DATA IN THIS EXERCISE |
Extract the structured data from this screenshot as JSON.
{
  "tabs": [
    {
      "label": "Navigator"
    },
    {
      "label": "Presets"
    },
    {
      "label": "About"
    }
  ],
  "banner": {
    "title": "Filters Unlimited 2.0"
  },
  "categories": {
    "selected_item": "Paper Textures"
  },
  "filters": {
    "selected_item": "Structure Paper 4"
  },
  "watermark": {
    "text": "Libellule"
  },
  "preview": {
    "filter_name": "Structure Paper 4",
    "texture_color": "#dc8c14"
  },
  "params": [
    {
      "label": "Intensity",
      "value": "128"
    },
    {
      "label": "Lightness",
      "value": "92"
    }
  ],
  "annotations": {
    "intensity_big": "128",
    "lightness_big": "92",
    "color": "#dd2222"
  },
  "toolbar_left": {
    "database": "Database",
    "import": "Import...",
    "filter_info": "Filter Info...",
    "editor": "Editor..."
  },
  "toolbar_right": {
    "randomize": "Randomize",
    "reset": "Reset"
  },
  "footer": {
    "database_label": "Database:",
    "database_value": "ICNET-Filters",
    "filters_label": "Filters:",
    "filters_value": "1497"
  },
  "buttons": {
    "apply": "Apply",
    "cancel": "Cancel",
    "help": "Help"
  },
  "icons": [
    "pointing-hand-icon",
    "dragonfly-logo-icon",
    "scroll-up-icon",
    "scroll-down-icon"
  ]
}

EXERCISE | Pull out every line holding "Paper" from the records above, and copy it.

TASK SOLUTION |
    "selected_item": "Paper Textures"
    "selected_item": "Structure Paper 4"
    "filter_name": "Structure Paper 4",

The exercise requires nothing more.